Whey in its raw form is a mixture of proteins, dairy fat, carbs, vitamins and minerals.
The first whey supplements had relatively low protein content, some lower than 50% protein, but today the most concentrated products are around 85 to 90% protein, with the change due to improvements in manufacturing.
The next debate is timing. People use protein supplements after training as they’re convenient.
While there's some point to the fact they can be quickly digested, which helps support recovery, it’s about consistently using them after workouts that’s most important.
This really depends on the type and brand of protein powder you buy. A good benchmark is between 15g – 20g protein per serving.
The final say
One of three essential nutrients, protein is hugely important for keeping healthy.
There are various different types of protein powder, from whey and casein to diet and plant-based alternatives.
But it isn’t limited to just shakes, protein powder can be used to make nutritious snacks like protein balls or even in baking.

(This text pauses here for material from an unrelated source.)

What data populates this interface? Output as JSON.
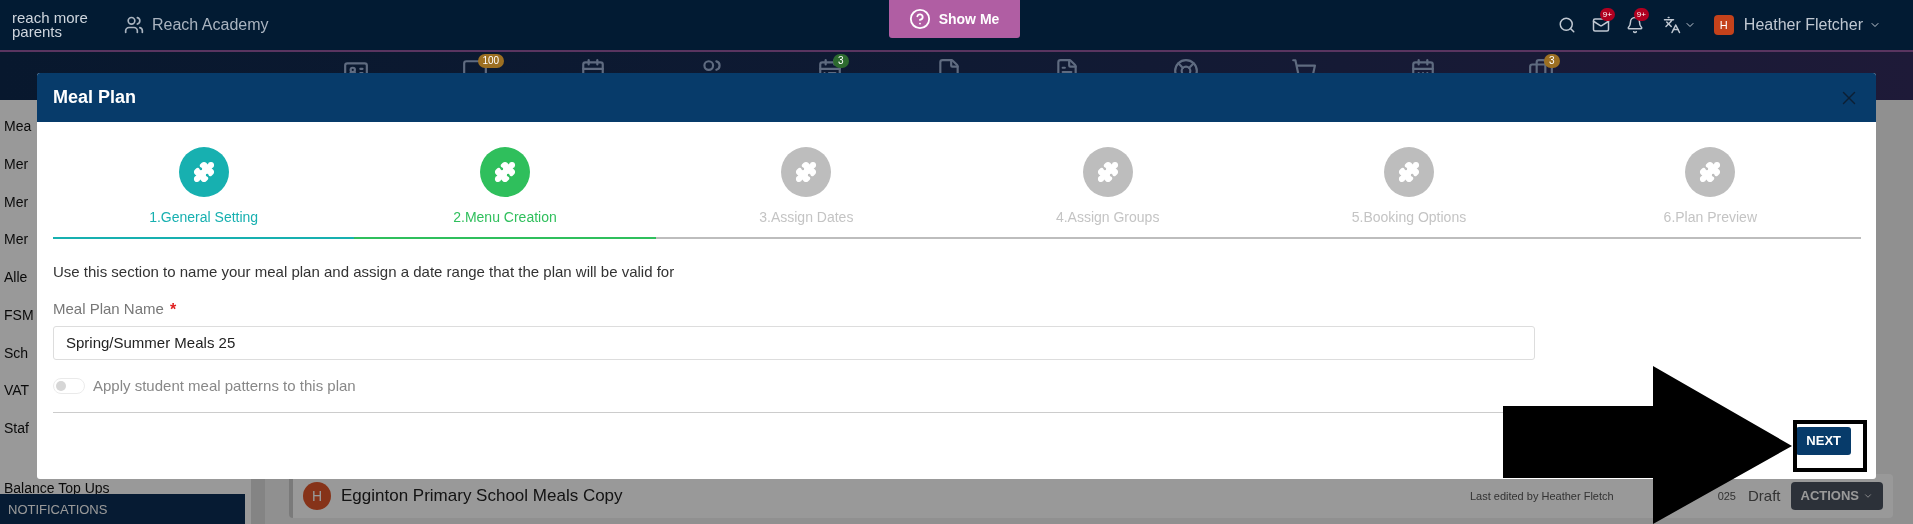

Drew Price is a sports nutritionist researching the metabolic health benefits of dairy proteins at Reading University’s Institute for Nutrition, Food and Health. This article has been adapted from longer features appearing in Healthy for Men, the Holland & Barrett magazine.
Food supplements must not be used as a substitute for a varied and balanced diet and a healthy lifestyle. Advice is for information only and should not replace medical care. Please check with your GP before trying any remedies.
Last updated: 10 February 2022